[Records contained in a dataset]

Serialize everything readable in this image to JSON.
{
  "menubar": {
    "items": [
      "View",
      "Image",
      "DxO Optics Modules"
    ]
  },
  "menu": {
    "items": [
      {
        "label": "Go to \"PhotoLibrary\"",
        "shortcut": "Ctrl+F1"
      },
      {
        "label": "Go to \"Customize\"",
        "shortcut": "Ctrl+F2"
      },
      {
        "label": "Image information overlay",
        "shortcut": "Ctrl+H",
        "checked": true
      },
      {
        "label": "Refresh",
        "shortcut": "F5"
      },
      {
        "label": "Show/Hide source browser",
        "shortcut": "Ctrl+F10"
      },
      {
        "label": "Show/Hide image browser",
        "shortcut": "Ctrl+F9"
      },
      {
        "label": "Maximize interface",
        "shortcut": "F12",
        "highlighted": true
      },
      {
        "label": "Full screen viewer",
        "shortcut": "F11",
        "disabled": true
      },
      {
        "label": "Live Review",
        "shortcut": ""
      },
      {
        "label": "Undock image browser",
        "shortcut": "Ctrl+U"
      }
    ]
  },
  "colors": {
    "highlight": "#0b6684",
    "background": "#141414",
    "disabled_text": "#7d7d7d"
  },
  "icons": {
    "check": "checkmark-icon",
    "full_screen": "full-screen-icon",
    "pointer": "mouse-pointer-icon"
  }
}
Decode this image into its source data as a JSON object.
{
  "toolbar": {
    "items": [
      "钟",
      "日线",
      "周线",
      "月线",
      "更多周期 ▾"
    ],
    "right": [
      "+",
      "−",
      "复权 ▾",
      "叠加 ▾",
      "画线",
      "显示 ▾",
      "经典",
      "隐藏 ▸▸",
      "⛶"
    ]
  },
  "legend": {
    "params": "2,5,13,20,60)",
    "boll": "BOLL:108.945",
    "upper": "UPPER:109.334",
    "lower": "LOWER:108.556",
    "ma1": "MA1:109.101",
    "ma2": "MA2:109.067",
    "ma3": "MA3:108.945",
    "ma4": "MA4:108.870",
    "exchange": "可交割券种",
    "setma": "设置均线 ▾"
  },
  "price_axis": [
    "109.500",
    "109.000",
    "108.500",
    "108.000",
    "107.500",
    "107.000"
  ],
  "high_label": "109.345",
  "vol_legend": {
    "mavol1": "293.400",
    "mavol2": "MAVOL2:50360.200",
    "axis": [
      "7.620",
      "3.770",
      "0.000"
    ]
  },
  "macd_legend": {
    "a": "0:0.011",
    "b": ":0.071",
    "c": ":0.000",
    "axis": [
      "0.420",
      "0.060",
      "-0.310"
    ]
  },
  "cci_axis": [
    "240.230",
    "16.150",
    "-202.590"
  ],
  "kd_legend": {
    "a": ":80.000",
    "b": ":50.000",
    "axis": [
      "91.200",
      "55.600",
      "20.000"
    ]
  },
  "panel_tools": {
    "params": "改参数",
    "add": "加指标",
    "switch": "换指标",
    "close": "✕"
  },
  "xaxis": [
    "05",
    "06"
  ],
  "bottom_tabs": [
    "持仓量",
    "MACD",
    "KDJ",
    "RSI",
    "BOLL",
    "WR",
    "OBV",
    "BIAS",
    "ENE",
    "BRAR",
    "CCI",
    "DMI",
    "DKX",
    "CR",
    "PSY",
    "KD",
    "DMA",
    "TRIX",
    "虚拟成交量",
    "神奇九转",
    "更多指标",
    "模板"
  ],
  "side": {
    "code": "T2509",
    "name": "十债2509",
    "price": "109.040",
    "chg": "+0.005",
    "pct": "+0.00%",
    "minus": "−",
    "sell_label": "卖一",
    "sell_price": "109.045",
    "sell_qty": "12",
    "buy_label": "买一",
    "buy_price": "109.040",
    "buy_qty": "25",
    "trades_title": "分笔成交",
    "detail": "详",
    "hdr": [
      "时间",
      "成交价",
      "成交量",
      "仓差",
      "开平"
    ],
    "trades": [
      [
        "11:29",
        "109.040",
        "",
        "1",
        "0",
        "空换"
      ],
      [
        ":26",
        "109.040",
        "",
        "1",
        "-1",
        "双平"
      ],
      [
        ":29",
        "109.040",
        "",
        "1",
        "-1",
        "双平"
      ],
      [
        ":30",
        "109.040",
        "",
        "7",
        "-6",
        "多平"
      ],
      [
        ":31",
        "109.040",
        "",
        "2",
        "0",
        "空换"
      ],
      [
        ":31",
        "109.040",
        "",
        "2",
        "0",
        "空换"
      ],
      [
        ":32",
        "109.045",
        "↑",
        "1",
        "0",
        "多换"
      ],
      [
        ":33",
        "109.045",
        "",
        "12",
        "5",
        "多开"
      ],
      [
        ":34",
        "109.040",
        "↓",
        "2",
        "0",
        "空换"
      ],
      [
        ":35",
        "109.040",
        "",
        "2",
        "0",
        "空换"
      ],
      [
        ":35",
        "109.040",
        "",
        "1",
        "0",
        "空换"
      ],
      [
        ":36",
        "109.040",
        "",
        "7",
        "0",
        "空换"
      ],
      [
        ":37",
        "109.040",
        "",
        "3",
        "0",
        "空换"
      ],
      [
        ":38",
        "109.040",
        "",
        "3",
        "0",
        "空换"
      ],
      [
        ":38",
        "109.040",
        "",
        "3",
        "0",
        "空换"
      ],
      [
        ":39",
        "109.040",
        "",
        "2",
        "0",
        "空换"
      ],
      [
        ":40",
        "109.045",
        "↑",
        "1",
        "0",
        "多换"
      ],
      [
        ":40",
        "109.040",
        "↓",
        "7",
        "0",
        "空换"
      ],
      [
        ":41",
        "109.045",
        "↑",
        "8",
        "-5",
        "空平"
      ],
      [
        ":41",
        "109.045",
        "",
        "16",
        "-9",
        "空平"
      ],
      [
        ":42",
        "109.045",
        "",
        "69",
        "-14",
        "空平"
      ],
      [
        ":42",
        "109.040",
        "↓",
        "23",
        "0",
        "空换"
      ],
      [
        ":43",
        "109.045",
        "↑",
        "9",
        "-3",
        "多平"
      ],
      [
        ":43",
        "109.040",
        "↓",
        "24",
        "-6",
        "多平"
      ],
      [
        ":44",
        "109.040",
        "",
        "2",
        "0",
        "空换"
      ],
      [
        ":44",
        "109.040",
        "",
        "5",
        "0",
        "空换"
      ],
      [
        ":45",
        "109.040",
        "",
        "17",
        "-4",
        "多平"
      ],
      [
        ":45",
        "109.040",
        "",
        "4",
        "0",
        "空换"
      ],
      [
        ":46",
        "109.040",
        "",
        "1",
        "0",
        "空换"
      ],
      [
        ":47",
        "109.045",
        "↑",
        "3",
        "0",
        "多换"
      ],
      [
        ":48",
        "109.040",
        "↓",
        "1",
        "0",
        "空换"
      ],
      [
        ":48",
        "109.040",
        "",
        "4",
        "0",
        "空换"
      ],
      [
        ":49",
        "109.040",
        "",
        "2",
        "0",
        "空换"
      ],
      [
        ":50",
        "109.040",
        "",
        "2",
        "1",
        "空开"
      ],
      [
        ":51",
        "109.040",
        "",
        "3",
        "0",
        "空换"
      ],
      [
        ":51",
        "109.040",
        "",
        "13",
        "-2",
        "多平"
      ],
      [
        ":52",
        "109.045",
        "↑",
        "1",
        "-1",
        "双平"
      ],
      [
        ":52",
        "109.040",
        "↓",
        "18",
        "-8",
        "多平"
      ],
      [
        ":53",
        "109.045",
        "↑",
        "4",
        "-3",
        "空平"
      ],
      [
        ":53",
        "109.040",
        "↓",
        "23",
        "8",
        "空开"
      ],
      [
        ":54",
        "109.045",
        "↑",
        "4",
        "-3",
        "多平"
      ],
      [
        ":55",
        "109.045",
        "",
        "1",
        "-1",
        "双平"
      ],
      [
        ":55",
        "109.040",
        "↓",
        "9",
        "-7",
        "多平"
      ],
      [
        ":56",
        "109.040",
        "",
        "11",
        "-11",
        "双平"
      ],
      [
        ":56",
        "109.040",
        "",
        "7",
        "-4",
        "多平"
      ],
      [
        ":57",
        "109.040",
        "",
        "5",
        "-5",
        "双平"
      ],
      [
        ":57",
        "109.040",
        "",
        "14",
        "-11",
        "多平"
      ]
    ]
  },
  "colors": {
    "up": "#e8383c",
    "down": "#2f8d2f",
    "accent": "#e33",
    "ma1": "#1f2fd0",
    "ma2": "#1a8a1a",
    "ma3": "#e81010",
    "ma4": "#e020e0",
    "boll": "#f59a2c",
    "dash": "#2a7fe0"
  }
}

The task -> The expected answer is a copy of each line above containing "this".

Answer to the exercise ->
Serialize everything readable in this image to JSON.
Decode this image into its source data as a JSON object.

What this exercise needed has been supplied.